Amazon founder Jeff Bezos sits atop one of the most successful companies of our time, not to mention a personal fortune of some $150 billion. I think we can all agree that by any meaningful definition the guy is pretty smart. It's also obvious he has a talent for surrounding himself with other smart people who can help make his vision reality.
How does he find them? It's a question he addressed when he stopped by the Basecamp offices a few years ago, the company's founder, Jason Fried, reports on the Basecamp blog. And the answer Bezos gave was the exact opposite of what most folks would expect.
Smart people are actually wrong a lot.
Most of us, when we want to figure out if someone is smart, ask if the person is frequently right: Do they have correct knowledge about the world and their area of expertise?

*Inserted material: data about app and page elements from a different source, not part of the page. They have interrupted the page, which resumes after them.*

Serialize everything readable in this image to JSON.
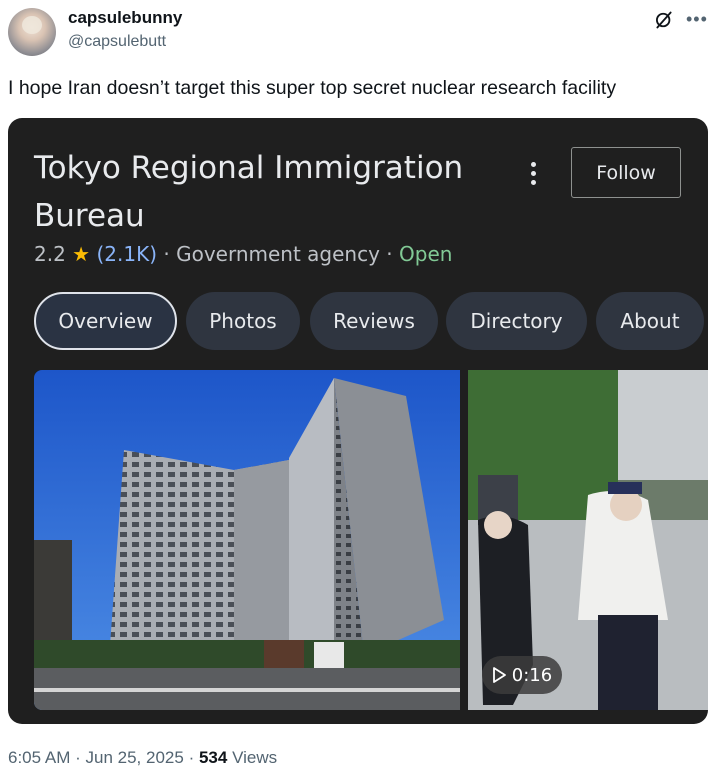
{
  "author": {
    "display_name": "capsulebunny",
    "handle": "@capsulebutt"
  },
  "tweet": {
    "text": "I hope Iran doesn’t target this super top secret nuclear research facility",
    "time": "6:05 AM",
    "date": "Jun 25, 2025",
    "views_count": "534",
    "views_label": "Views",
    "sep": "·"
  },
  "card": {
    "title": "Tokyo Regional Immigration Bureau",
    "follow_label": "Follow",
    "rating": "2.2",
    "review_count": "(2.1K)",
    "category": "Government agency",
    "status": "Open",
    "sep": "·",
    "tabs": [
      {
        "label": "Overview"
      },
      {
        "label": "Photos"
      },
      {
        "label": "Reviews"
      },
      {
        "label": "Directory"
      },
      {
        "label": "About"
      }
    ],
    "video_duration": "0:16"
  },
  "colors": {
    "card_bg": "#1f1f1f",
    "open_status": "#81c995",
    "review_link": "#8ab4f8",
    "star": "#fbbc04"
  },
  "icons": [
    "grok-icon",
    "more-icon",
    "kebab-menu-icon",
    "star-icon",
    "play-icon"
  ]
}
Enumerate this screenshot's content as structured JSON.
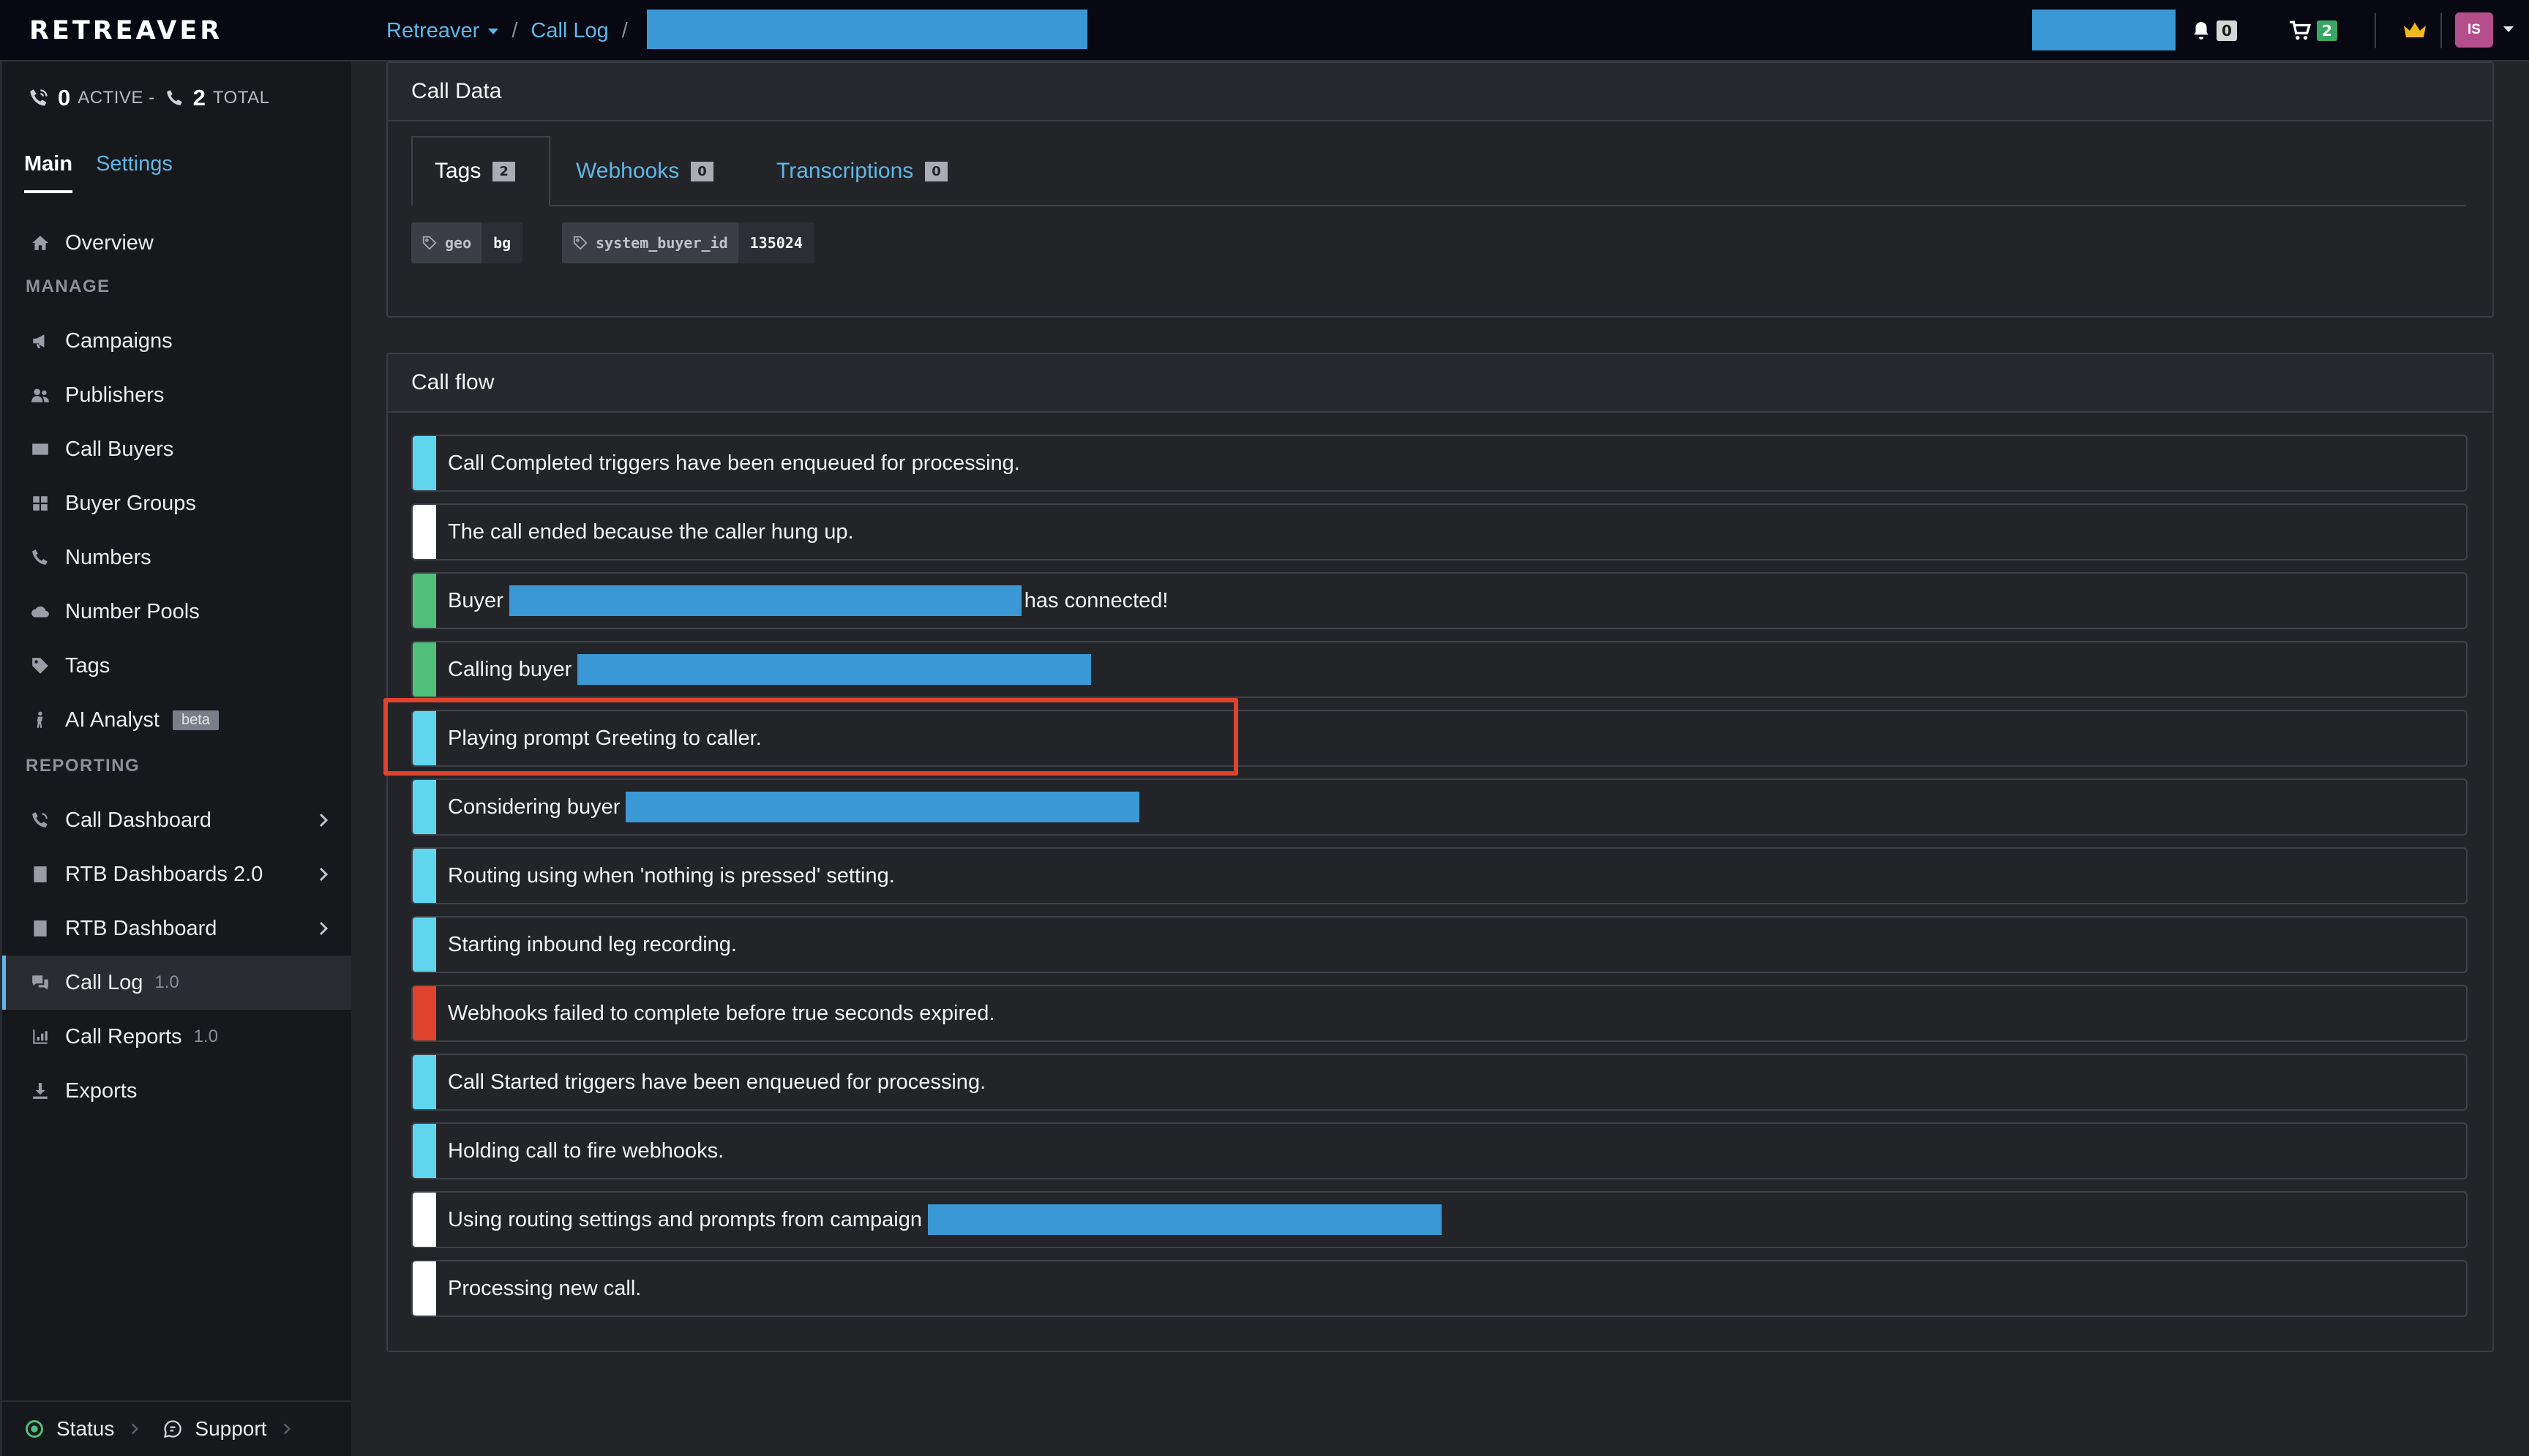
{
  "topbar": {
    "logo": "RETREAVER",
    "breadcrumb": [
      {
        "label": "Retreaver",
        "dropdown": true
      },
      {
        "label": "Call Log"
      }
    ],
    "separator": "/",
    "notifications_count": "0",
    "cart_count": "2",
    "avatar_initials": "IS"
  },
  "sidebar": {
    "active_count": "0",
    "active_label": "ACTIVE -",
    "total_count": "2",
    "total_label": "TOTAL",
    "tabs": [
      {
        "label": "Main",
        "active": true
      },
      {
        "label": "Settings",
        "active": false
      }
    ],
    "overview": {
      "label": "Overview",
      "icon": "home-icon"
    },
    "manage_heading": "MANAGE",
    "manage": [
      {
        "label": "Campaigns",
        "icon": "megaphone-icon"
      },
      {
        "label": "Publishers",
        "icon": "users-icon"
      },
      {
        "label": "Call Buyers",
        "icon": "card-icon"
      },
      {
        "label": "Buyer Groups",
        "icon": "grid-icon"
      },
      {
        "label": "Numbers",
        "icon": "phone-icon"
      },
      {
        "label": "Number Pools",
        "icon": "cloud-icon"
      },
      {
        "label": "Tags",
        "icon": "tag-icon"
      },
      {
        "label": "AI Analyst",
        "icon": "figure-icon",
        "badge": "beta"
      }
    ],
    "reporting_heading": "REPORTING",
    "reporting": [
      {
        "label": "Call Dashboard",
        "icon": "phone-signal-icon",
        "chevron": true
      },
      {
        "label": "RTB Dashboards 2.0",
        "icon": "report-icon",
        "chevron": true
      },
      {
        "label": "RTB Dashboard",
        "icon": "report-icon",
        "chevron": true
      },
      {
        "label": "Call Log",
        "icon": "chat-icon",
        "version": "1.0",
        "active": true
      },
      {
        "label": "Call Reports",
        "icon": "bar-chart-icon",
        "version": "1.0"
      },
      {
        "label": "Exports",
        "icon": "download-icon"
      }
    ],
    "footer": {
      "status": "Status",
      "support": "Support"
    }
  },
  "call_data": {
    "title": "Call Data",
    "tabs": [
      {
        "label": "Tags",
        "count": "2",
        "active": true
      },
      {
        "label": "Webhooks",
        "count": "0",
        "active": false
      },
      {
        "label": "Transcriptions",
        "count": "0",
        "active": false
      }
    ],
    "tags": [
      {
        "key": "geo",
        "value": "bg"
      },
      {
        "key": "system_buyer_id",
        "value": "135024"
      }
    ]
  },
  "call_flow": {
    "title": "Call flow",
    "colors": {
      "cyan": "#5fd6ee",
      "white": "#ffffff",
      "green": "#4fbf7a",
      "red": "#e0432d"
    },
    "events": [
      {
        "text": "Call Completed triggers have been enqueued for processing.",
        "color": "cyan"
      },
      {
        "text": "The call ended because the caller hung up.",
        "color": "white"
      },
      {
        "text": "Buyer",
        "suffix": "has connected!",
        "redacted": true,
        "color": "green"
      },
      {
        "text": "Calling buyer",
        "redacted": true,
        "color": "green"
      },
      {
        "text": "Playing prompt Greeting to caller.",
        "color": "cyan",
        "highlighted": true
      },
      {
        "text": "Considering buyer",
        "redacted": true,
        "color": "cyan"
      },
      {
        "text": "Routing using when 'nothing is pressed' setting.",
        "color": "cyan"
      },
      {
        "text": "Starting inbound leg recording.",
        "color": "cyan"
      },
      {
        "text": "Webhooks failed to complete before true seconds expired.",
        "color": "red"
      },
      {
        "text": "Call Started triggers have been enqueued for processing.",
        "color": "cyan"
      },
      {
        "text": "Holding call to fire webhooks.",
        "color": "cyan"
      },
      {
        "text": "Using routing settings and prompts from campaign",
        "redacted": true,
        "color": "white"
      },
      {
        "text": "Processing new call.",
        "color": "white"
      }
    ]
  }
}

Do they come up with the right answers when faced with hard problems? Do their predictions turn out to be right?
But Bezos's counterintuitive strategy isn't just to look at how often people are right. Instead, he also looks for people who can admit they are wrong and change their opinions often.
Bezos has "observed that the smartest people are constantly revising their understanding, reconsidering a problem they thought they'd already solved. They're open to new points of view, new information, new ideas, contradictions, and challenges to their own way of thinking," Fried reports the Amazon boss saying.
"Consistency is the hobgoblin of little minds."
That willingness to consider new information goes hand in hand with a willingness to admit your old way of thinking was flawed. In other words, to be super smart you have to change your mind a lot. Essayist Ralph Waldo Emerson famously said, "Consistency is the hobgoblin of little minds." Bezos apparently agrees that consistency is overrated.
"He doesn't think consistency of thought is a particularly positive trait," Fried reports. "It's perfectly healthy?--?encouraged, even?--?to have an idea tomorrow that contradicts your idea today."
It's not just 19th-century philosophers who agree with Bezos. Modern science does too, although psychologists have a less poetic way of speaking about the flexibility of mind Bezos prizes. They call it intellectual humility. Studies of decision making show that people who are more willing to entertain the idea that they're wrong make markedly better choices. Being wrong, they understand, isn't a sign of stupidity. It's a sign of curiosity, openness to new information, and ultimately smarts.
If famous essays, top CEOs, and the latest research aren't enough to convince you that to be smarter, you need to also be frequently wrong, you can also take it from the undoubtedly smart futurists at Palo Alto's Institute for the Future. According to Stanford professor Bob Sutton, they encapsulate this trait of highly intelligent folks this way: "strong opinions, which are weakly held."
As the futurists explained to Sutton, weakly held (and therefore often changed) opinions are important because they mean you aren't "too attached to what you believe," which "undermines your ability to 'see' and 'hear' evidence that clashes with your opinions."
So next time you're trying to determine if someone is actually super smart or simply bluffing, don't ask whether they're always right. Instead, ask when was the last time they changed their opinion. If they can't name lots of times they were wrong, they're probably not as smart as they want to appear.